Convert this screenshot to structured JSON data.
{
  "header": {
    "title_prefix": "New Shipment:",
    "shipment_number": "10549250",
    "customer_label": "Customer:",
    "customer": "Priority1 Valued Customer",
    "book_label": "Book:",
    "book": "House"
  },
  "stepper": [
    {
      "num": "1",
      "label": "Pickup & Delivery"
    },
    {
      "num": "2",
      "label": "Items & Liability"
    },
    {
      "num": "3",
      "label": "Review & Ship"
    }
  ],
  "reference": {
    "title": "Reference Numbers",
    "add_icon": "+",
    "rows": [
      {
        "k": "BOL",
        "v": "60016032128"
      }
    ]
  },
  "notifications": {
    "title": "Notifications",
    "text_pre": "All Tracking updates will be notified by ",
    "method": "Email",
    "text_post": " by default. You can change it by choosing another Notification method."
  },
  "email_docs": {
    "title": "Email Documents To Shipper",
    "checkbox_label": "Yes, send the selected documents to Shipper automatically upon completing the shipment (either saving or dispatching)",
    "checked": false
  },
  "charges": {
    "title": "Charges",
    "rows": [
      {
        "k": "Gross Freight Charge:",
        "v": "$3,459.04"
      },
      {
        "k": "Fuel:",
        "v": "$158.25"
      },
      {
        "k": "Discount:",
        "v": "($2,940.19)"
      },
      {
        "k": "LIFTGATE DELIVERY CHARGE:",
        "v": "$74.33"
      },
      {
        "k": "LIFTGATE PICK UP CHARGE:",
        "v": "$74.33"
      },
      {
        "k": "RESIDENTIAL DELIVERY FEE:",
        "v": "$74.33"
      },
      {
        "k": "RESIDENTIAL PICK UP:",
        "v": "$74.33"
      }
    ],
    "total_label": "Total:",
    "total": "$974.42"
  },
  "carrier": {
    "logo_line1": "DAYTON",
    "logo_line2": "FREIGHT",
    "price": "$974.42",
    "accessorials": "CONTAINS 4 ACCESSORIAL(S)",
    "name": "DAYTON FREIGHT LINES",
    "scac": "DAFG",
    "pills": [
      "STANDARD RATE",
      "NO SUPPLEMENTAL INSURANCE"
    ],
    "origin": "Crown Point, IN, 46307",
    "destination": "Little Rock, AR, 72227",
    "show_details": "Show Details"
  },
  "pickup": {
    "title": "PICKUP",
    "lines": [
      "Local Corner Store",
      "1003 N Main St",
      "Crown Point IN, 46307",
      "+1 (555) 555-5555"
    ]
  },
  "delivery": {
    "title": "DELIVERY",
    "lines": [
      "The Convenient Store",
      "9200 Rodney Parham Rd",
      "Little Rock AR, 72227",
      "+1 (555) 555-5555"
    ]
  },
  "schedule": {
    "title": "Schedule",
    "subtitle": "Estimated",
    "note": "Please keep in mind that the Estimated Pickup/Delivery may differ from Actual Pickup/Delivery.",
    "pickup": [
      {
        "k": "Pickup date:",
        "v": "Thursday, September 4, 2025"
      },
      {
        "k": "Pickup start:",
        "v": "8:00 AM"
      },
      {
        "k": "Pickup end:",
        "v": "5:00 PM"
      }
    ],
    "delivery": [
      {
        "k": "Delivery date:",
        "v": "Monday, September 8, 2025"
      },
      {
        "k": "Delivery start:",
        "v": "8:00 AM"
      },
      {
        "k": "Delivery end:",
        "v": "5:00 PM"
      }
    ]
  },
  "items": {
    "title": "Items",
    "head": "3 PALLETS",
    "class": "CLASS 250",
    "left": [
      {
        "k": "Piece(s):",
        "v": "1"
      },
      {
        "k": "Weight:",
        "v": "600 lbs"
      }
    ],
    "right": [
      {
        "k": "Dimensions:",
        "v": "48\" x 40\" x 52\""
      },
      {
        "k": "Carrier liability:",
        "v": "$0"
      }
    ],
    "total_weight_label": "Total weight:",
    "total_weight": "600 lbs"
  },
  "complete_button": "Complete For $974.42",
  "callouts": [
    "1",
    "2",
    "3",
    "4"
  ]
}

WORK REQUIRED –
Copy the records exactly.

SOLUTION –
Convert this screenshot to structured JSON data.
{
  "header": {
    "title_prefix": "New Shipment:",
    "shipment_number": "10549250",
    "customer_label": "Customer:",
    "customer": "Priority1 Valued Customer",
    "book_label": "Book:",
    "book": "House"
  },
  "stepper": [
    {
      "num": "1",
      "label": "Pickup & Delivery"
    },
    {
      "num": "2",
      "label": "Items & Liability"
    },
    {
      "num": "3",
      "label": "Review & Ship"
    }
  ],
  "reference": {
    "title": "Reference Numbers",
    "add_icon": "+",
    "rows": [
      {
        "k": "BOL",
        "v": "60016032128"
      }
    ]
  },
  "notifications": {
    "title": "Notifications",
    "text_pre": "All Tracking updates will be notified by ",
    "method": "Email",
    "text_post": " by default. You can change it by choosing another Notification method."
  },
  "email_docs": {
    "title": "Email Documents To Shipper",
    "checkbox_label": "Yes, send the selected documents to Shipper automatically upon completing the shipment (either saving or dispatching)",
    "checked": false
  },
  "charges": {
    "title": "Charges",
    "rows": [
      {
        "k": "Gross Freight Charge:",
        "v": "$3,459.04"
      },
      {
        "k": "Fuel:",
        "v": "$158.25"
      },
      {
        "k": "Discount:",
        "v": "($2,940.19)"
      },
      {
        "k": "LIFTGATE DELIVERY CHARGE:",
        "v": "$74.33"
      },
      {
        "k": "LIFTGATE PICK UP CHARGE:",
        "v": "$74.33"
      },
      {
        "k": "RESIDENTIAL DELIVERY FEE:",
        "v": "$74.33"
      },
      {
        "k": "RESIDENTIAL PICK UP:",
        "v": "$74.33"
      }
    ],
    "total_label": "Total:",
    "total": "$974.42"
  },
  "carrier": {
    "logo_line1": "DAYTON",
    "logo_line2": "FREIGHT",
    "price": "$974.42",
    "accessorials": "CONTAINS 4 ACCESSORIAL(S)",
    "name": "DAYTON FREIGHT LINES",
    "scac": "DAFG",
    "pills": [
      "STANDARD RATE",
      "NO SUPPLEMENTAL INSURANCE"
    ],
    "origin": "Crown Point, IN, 46307",
    "destination": "Little Rock, AR, 72227",
    "show_details": "Show Details"
  },
  "pickup": {
    "title": "PICKUP",
    "lines": [
      "Local Corner Store",
      "1003 N Main St",
      "Crown Point IN, 46307",
      "+1 (555) 555-5555"
    ]
  },
  "delivery": {
    "title": "DELIVERY",
    "lines": [
      "The Convenient Store",
      "9200 Rodney Parham Rd",
      "Little Rock AR, 72227",
      "+1 (555) 555-5555"
    ]
  },
  "schedule": {
    "title": "Schedule",
    "subtitle": "Estimated",
    "note": "Please keep in mind that the Estimated Pickup/Delivery may differ from Actual Pickup/Delivery.",
    "pickup": [
      {
        "k": "Pickup date:",
        "v": "Thursday, September 4, 2025"
      },
      {
        "k": "Pickup start:",
        "v": "8:00 AM"
      },
      {
        "k": "Pickup end:",
        "v": "5:00 PM"
      }
    ],
    "delivery": [
      {
        "k": "Delivery date:",
        "v": "Monday, September 8, 2025"
      },
      {
        "k": "Delivery start:",
        "v": "8:00 AM"
      },
      {
        "k": "Delivery end:",
        "v": "5:00 PM"
      }
    ]
  },
  "items": {
    "title": "Items",
    "head": "3 PALLETS",
    "class": "CLASS 250",
    "left": [
      {
        "k": "Piece(s):",
        "v": "1"
      },
      {
        "k": "Weight:",
        "v": "600 lbs"
      }
    ],
    "right": [
      {
        "k": "Dimensions:",
        "v": "48\" x 40\" x 52\""
      },
      {
        "k": "Carrier liability:",
        "v": "$0"
      }
    ],
    "total_weight_label": "Total weight:",
    "total_weight": "600 lbs"
  },
  "complete_button": "Complete For $974.42",
  "callouts": [
    "1",
    "2",
    "3",
    "4"
  ]
}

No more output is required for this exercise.